DART Mission: NASA
Just two weeks after its launch, NASA’s Double Asteroid Redirection Test (DART) spacecraft has opened its “eye” and returned its first images from space — a major operational milestone for the spacecraft and DART team.
- DART will reach its target on September 26, 2022.
- The main aim of the mission is to test the newly developed technology that would allow a spacecraft to crash into an asteroid and change its course.
- DART is a low-cost spacecraft, weighing around 610 kg at launch and 550 kg during impact.
- It also carries about 10 kg of xenon which will be used to demonstrate the agency’s new thrusters called NASA Evolutionary Xenon Thruster–Commercial (NEXT-C) in space.

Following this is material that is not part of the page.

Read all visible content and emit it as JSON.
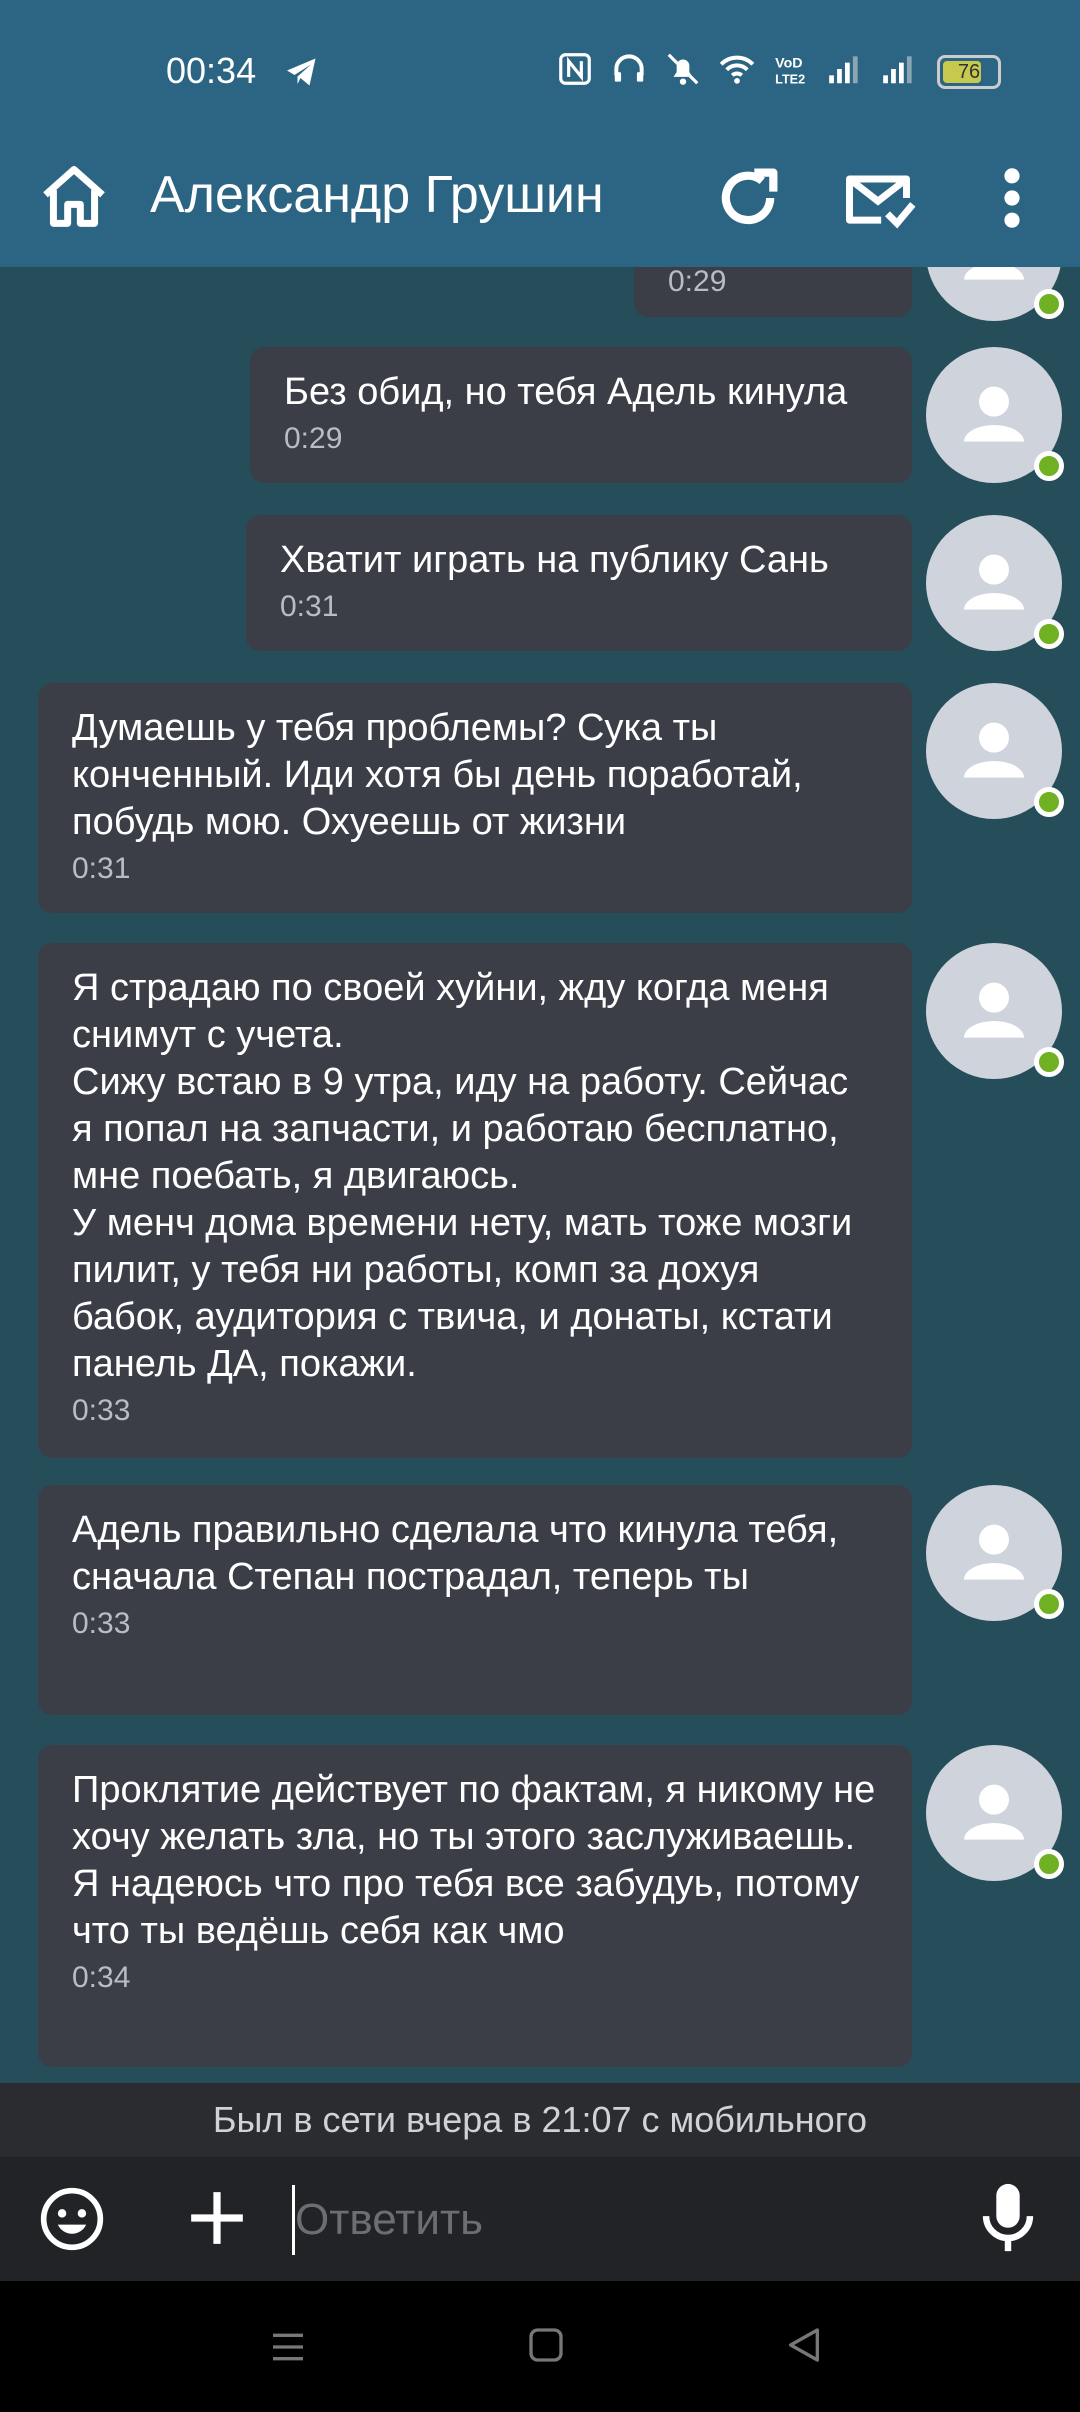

- The spacecraft carries a high-resolution imager called Didymos Reconnaissance and Asteroid Camera for Optical Navigation (DRACO). Images from DRACO will be sent to Earth in real-time and will help study the impact site and surface of Dimorphos.
- DART will also carry a small satellite or CubeSat named LICIACube (Light Italian CubeSat for Imaging of Asteroids).
- LICIACube is expected to capture images of the impact and the impact crater formed as a result of the collision. It can also capture images of any dust cloud formed during the impact.
- The target of the spacecraft is a small moonlet called Dimorphos (Greek for “two forms”). It is about 160-metre in diameter and the spacecraft is expected to collide when it is 11 million kilometres away from Earth.
- Dimorphos orbits a larger asteroid named Didymos (Greek for “twin”) which has a diameter of 780 metres.